Wee Oscar, as he became known, was diagnosed with neuroblastoma in 2011. His fight had backing from many famous friends, including Belfast Olympic medal-winning boxers Paddy Barnes and Michael Conlan.
Oscar lost his battle against illness in May 2014, aged five.
Now his parents Stephen and Leona have spoken of their pride that a fundraising group in his honour – Team Oscar – has helped to green-light a new clinical trial to treat neuroblastoma.
The trial is expected to open in the late summer, and is a unique collaboration between Solving Kids’ Cancer, other charities, researchers and industry in both the UK and the US.
In total there will be 17 transatlantic centres in the UK, USA and Europe.
In a joint statement, Stephen and Leona said: “We are so thankful to the incredible #TeamOscar donors who continue to raise funds for research in partnership with Solving Kids’ Cancer in Oscar’s name.
“This has directly led to this innovative trial being made available to children in the UK, which will provide an option and hope to some families where previously there was none.
“Neuroblastoma is one of the most cruel and devastating childhood cancers, which urgently requires investment in research. There is nothing more devastating as a parent than reaching a point in your child’s cancer journey where there are no further treatment options.
“We reached this all too soon with our son Oscar, and are desperate to help ensure future families will not need to face this nightmare.”
Solving Kids’ Cancer UK said: “Our special thanks to Oscar, his parents Leona and Stephen, and all of #TeamOscar’s donors and fundraisers for helping to bring this innovative international clinical trial to fruition, that will benefit children here in the UK, continuing Oscar’s legacy.”
The proposed new treatment involves taking a daily tablet named lorlatinib. It targets the mutated ALK gene, which is often a sign of lower survival rates in children with neuroblastoma.

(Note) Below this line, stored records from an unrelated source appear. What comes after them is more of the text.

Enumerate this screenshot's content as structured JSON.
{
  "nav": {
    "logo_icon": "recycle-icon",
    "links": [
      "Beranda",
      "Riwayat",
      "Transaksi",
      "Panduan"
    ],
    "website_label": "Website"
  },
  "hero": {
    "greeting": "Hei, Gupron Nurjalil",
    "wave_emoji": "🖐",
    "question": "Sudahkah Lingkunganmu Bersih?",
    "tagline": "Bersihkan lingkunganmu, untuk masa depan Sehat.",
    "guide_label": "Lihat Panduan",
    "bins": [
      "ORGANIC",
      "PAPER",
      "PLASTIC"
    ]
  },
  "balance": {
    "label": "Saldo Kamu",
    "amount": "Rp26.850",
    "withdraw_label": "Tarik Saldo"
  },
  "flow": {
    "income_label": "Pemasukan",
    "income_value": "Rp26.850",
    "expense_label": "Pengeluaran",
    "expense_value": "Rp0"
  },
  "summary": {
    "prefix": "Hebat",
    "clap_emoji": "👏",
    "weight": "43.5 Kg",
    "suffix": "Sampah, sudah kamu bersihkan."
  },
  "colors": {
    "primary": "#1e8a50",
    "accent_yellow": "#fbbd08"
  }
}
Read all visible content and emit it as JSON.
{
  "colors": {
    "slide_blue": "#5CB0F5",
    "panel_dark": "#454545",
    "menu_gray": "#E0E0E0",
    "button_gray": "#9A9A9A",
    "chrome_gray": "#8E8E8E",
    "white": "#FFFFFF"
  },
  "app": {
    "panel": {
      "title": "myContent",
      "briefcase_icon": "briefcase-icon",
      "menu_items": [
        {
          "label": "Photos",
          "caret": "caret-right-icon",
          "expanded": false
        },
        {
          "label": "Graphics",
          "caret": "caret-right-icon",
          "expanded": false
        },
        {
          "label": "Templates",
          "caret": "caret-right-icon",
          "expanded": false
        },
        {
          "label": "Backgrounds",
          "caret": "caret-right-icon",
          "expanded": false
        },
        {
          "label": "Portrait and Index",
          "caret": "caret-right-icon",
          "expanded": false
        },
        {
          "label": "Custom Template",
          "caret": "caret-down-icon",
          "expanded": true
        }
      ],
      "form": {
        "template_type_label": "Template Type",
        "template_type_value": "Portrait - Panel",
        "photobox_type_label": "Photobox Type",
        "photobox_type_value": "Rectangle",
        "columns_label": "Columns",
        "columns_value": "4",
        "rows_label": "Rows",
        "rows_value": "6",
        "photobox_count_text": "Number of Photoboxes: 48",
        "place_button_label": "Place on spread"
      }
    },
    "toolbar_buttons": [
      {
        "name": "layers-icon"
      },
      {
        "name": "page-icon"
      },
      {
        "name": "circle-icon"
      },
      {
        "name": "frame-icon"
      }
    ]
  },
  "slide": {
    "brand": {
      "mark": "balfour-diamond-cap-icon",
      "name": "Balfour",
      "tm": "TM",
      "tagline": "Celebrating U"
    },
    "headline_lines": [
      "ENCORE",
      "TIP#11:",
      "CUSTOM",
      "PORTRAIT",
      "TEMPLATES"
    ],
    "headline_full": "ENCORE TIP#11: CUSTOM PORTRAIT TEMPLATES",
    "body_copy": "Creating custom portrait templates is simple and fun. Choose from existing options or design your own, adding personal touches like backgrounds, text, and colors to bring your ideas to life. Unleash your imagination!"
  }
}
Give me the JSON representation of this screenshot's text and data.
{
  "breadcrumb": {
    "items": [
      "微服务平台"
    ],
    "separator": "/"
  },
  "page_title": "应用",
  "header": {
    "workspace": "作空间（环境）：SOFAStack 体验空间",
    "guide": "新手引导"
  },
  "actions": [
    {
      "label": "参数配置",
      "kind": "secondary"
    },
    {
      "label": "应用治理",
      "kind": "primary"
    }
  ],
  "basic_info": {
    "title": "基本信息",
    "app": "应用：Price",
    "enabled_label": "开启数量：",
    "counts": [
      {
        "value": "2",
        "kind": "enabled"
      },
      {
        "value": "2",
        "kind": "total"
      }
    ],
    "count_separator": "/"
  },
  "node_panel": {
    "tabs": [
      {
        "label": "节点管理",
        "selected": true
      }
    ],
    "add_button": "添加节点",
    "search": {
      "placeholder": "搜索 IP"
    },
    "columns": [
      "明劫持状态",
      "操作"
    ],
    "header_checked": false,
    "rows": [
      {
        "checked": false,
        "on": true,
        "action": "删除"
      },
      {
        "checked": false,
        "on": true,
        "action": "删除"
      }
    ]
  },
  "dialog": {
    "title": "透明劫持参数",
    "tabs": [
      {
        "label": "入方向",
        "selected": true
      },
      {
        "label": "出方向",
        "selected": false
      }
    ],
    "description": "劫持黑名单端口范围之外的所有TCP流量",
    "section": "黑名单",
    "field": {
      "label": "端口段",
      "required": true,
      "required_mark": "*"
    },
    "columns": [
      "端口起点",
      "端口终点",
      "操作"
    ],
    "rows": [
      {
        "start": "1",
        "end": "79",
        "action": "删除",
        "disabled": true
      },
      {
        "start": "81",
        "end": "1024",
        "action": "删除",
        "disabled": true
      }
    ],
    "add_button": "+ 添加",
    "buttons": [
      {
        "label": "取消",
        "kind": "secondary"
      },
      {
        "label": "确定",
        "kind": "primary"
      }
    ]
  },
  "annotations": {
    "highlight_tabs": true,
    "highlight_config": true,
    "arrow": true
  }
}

It is hoped the drug will be a low toxicity, front line treatment for ALK-positive neuroblastoma patients, and that it can be approved in the USA and Europe.
For more information visit www.solvingkidscancer.org.uk